Ultimately, it depends on the disease and its recovery, whether the banks approve a loan despite sickness benefit. If you only have a broken leg, you can go back to work normally. Of course, if there is a more serious illness, the legitimate question arises as to whether the person concerned will be able to work again. In some cases, it has also happened that those affected have taken early retirement. The banks will therefore be interested in exactly what happens after the illness.
Better there are the civil servants and civil servants. They are also insured after leaving the service, so that banks have no problems lending a loan despite receiving sickness benefits. But let’s get back to the other employees. For the banks, it is a risk to grant a loan despite sickness benefit, because a continued employment is not always given. However, it depends on the length of affiliation in the company. If you are employed for 20 years or more in the same company, you will not be so easily dismissed when you have illness. The situation is different when the employment relationship is first in a year or the probationary period has just ended. Then problems could arise from the employer side.

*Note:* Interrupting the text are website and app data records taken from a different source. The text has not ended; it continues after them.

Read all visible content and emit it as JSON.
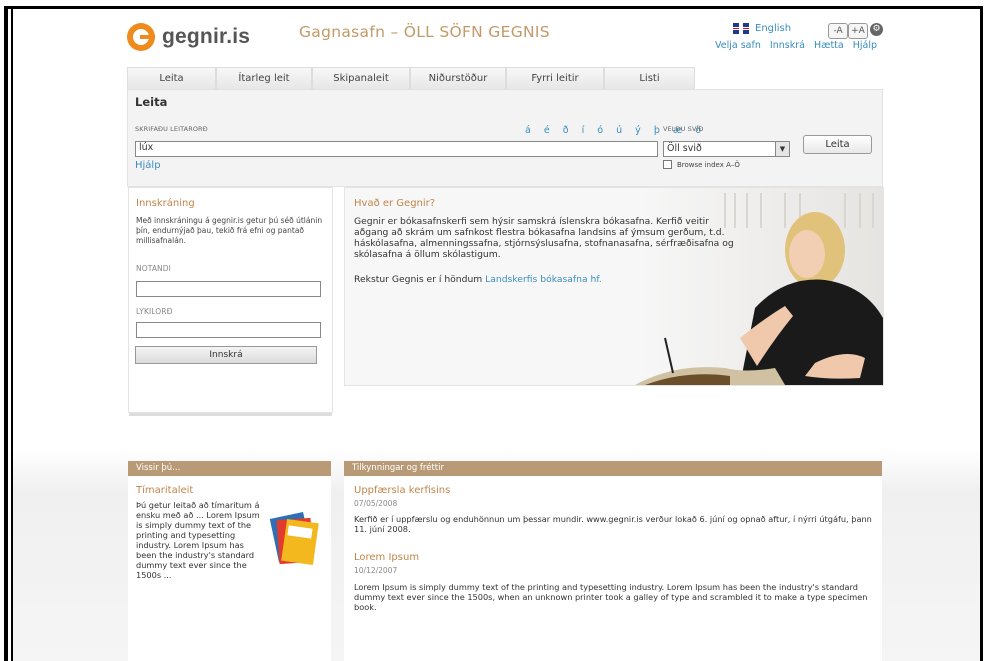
{
  "header": {
    "logo_text": "gegnir.is",
    "tagline": "Gagnasafn – ÖLL SÖFN GEGNIS",
    "language_link": "English",
    "font_decrease": "-A",
    "font_increase": "+A",
    "top_links": [
      "Velja safn",
      "Innskrá",
      "Hætta",
      "Hjálp"
    ]
  },
  "tabs": [
    "Leita",
    "Ítarleg leit",
    "Skipanaleit",
    "Niðurstöður",
    "Fyrri leitir",
    "Listi"
  ],
  "search": {
    "heading": "Leita",
    "input_label": "SKRIFAÐU LEITARORÐ",
    "special_chars": [
      "á",
      "é",
      "ð",
      "í",
      "ó",
      "ú",
      "ý",
      "þ",
      "æ",
      "ö"
    ],
    "value": "lúx",
    "scope_label": "VELDU SVIÐ",
    "scope_value": "Öll svið",
    "button": "Leita",
    "help_link": "Hjálp",
    "browse_label": "Browse index A–Ö"
  },
  "login": {
    "heading": "Innskráning",
    "intro": "Með innskráningu á gegnir.is getur þú séð útlánin þín, endurnýjað þau, tekið frá efni og pantað millisafnalán.",
    "user_label": "NOTANDI",
    "password_label": "LYKILORÐ",
    "button": "Innskrá"
  },
  "about": {
    "heading": "Hvað er Gegnir?",
    "text": "Gegnir er bókasafnskerfi sem hýsir samskrá íslenskra bókasafna. Kerfið veitir aðgang að skrám um safnkost flestra bókasafna landsins af ýmsum gerðum, t.d. háskólasafna, almenningssafna, stjórnsýslusafna, stofnanasafna, sérfræðisafna og skólasafna á öllum skólastigum.",
    "operator_prefix": "Rekstur Gegnis er í höndum ",
    "operator_link": "Landskerfis bókasafna hf."
  },
  "did_you_know": {
    "bar_title": "Vissir þú...",
    "heading": "Tímaritaleit",
    "text": "Þú getur leitað að tímaritum á ensku með að ... Lorem Ipsum is simply dummy text of the printing and typesetting industry. Lorem Ipsum has been the industry's standard dummy text ever since the 1500s ..."
  },
  "news": {
    "bar_title": "Tilkynningar og fréttir",
    "items": [
      {
        "title": "Uppfærsla kerfisins",
        "date": "07/05/2008",
        "text": "Kerfið er í uppfærslu og enduhönnun um þessar mundir. www.gegnir.is verður lokað 6. júní og opnað aftur, í nýrri útgáfu, þann 11. júní 2008."
      },
      {
        "title": "Lorem Ipsum",
        "date": "10/12/2007",
        "text": "Lorem Ipsum is simply dummy text of the printing and typesetting industry. Lorem Ipsum has been the industry's standard dummy text ever since the 1500s, when an unknown printer took a galley of type and scrambled it to make a type specimen book."
      }
    ]
  },
  "colors": {
    "accent_orange": "#ef8a1d",
    "link_blue": "#3a8dbf",
    "bar_brown": "#b89a76",
    "heading_orange": "#c0854a"
  }
}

Ultimately, the disease is really crucial in determining whether a loan is made. As I said, a broken leg is not a disaster, but in a serious illness, a loan commitment is increasingly unlikely.